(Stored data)
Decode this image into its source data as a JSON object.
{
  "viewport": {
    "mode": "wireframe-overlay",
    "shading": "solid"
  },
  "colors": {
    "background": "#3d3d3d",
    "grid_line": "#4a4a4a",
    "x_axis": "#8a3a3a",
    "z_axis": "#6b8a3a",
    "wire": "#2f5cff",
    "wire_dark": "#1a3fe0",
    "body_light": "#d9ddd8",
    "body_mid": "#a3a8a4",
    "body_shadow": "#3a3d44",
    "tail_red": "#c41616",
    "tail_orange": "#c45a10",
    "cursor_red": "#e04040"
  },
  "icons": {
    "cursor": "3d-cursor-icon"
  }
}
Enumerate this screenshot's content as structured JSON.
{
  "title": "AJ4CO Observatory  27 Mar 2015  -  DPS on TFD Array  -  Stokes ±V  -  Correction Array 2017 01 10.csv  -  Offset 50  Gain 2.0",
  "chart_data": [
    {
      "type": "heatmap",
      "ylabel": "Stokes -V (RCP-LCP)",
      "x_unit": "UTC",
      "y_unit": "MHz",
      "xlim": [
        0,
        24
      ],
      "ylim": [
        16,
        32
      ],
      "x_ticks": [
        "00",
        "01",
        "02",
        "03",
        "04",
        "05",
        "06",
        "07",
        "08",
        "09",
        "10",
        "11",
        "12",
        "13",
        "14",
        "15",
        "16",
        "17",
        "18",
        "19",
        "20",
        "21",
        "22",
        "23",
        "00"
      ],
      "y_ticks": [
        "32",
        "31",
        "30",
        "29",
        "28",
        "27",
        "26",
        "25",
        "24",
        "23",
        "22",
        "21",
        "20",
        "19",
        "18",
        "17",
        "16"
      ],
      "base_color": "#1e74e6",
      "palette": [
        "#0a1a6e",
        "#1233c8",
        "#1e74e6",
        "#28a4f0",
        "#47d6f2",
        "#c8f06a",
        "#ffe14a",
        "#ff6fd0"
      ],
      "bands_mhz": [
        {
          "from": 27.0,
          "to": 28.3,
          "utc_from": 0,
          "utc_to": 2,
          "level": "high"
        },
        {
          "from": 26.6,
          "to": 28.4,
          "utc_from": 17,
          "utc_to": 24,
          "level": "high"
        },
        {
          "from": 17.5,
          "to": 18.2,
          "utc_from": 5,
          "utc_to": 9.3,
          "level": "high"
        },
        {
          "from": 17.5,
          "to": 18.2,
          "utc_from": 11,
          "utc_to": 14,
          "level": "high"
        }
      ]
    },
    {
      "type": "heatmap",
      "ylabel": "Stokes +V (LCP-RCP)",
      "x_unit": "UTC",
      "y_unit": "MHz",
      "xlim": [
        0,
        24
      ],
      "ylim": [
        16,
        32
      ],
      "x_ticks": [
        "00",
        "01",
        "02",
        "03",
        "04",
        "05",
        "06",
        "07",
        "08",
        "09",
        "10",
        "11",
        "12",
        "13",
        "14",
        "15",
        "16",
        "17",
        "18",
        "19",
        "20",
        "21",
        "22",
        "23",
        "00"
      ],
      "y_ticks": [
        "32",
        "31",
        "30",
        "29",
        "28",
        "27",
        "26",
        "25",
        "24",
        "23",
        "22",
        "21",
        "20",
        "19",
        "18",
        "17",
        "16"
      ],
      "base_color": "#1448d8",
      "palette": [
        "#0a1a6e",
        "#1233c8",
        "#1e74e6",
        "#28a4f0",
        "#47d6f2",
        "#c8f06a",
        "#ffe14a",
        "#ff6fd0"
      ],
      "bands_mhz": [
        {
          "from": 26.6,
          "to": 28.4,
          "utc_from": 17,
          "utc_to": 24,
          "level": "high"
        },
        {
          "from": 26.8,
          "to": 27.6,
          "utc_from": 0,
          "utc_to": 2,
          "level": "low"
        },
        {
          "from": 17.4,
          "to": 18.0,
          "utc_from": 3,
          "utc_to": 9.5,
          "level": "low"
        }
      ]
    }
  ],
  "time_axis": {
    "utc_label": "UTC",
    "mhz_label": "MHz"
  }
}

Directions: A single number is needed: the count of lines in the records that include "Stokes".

Answer to this problem: 3